According to the Netflix documentary Kiss The Ground, common agricultural practices such as tilling and chemical sprays lead to massive scale desertification, with 40 million people pushed off their land annually due to its effects. Without fertile land for plants, the world loses its ability to biosequester—or capture and retain carbon in the soil. Our health depends on plant health, and plant health relies on soil health.

“Fix the soil, fix the plants, and we regain our ability to begin the process of regeneration.”

To address these issues, many farmers are moving towards permaculture—using features of a natural ecosystem in order to build resiliency and restore biodiversity. 

Currently, Kylstra is co-instructing a graduate course at UBC called Land and Water Resource Evaluations. “Basically, I’m talking about how having transdisciplinary research and problem solving is more effective for coming up with socially robust knowledge to address issues of sustainability,” she says. “[We’re] trying to apply a systems-thinking lens to these problems, so instead of looking at things separately, we’re looking at how all those things work together.”  To amend the old adage: there ain’t no rest for the wicked, the problems that come with them, or Skylar Kylstra. 

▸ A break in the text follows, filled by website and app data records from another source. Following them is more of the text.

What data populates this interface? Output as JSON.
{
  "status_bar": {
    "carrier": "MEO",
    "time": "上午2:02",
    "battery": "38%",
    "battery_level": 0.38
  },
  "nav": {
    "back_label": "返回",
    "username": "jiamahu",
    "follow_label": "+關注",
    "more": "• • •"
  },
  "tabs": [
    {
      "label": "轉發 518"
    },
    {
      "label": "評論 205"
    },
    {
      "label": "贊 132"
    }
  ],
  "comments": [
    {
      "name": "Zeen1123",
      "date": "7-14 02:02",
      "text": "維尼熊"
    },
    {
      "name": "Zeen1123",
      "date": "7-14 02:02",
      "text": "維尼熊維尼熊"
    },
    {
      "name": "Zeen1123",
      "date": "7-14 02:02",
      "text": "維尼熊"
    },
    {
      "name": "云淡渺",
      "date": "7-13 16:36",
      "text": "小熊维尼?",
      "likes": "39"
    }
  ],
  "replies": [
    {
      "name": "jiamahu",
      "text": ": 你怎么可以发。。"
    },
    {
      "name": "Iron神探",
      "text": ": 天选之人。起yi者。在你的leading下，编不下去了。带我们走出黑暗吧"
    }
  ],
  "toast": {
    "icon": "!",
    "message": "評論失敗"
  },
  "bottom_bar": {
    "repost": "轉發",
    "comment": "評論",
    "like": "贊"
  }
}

The key is not only understanding how everything works together, but how we work together as well. Connection is a word that bubbles up repeatedly when both Kylstra and Estabrook speak. It’s just another thread tying everything together.

“In wading through this stuff, I remember it all being chaos in my head—but then there’s just this thing that started to happen once I’d heard enough of these stories, and common threads connecting them all started to come out,” says Estabrook. 

She points out that dealing with these issues is all about learning to cry and fall in love—with people, with food, with places and the planet. “It’s about not allowing yourself to become numbed to the realities of the world,” she says. “It’s about allowing yourself to feel the grief of the world, while simultaneously being really in love with the world, and reveling in your connections to people, the natural world, and the magic of natural systems—that’s where we gain motivation for change.” For Estabrook, food is that motivation and agent of change: a way to connect and a way to heal. In developing these connections, we are empowered to learn, explore and envision the changes we want to see. For some, that’s through science, while others find it through food, art, politics, or gardening. 

For Community Cabbage, it’s through cooking up delicious meals from unwanted dumpster vegetables and serving them to hungry students in front of the UVic Student Union building. Despite being transparent about where their food comes from, students are rarely deterred—they typically run out within the hour, serving up to 100 students weekly. “Free lunch is a hard offer for hungry students to turn down,” says Estabrook. While it may seem like a surface level fix to a much bigger problem, it’s certainly a conversation starter. Afterall, conversations flow naturally over a shared meal, especially when they are served with a smile.

No Comments Yet

Leave a Reply

Your email address will not be published.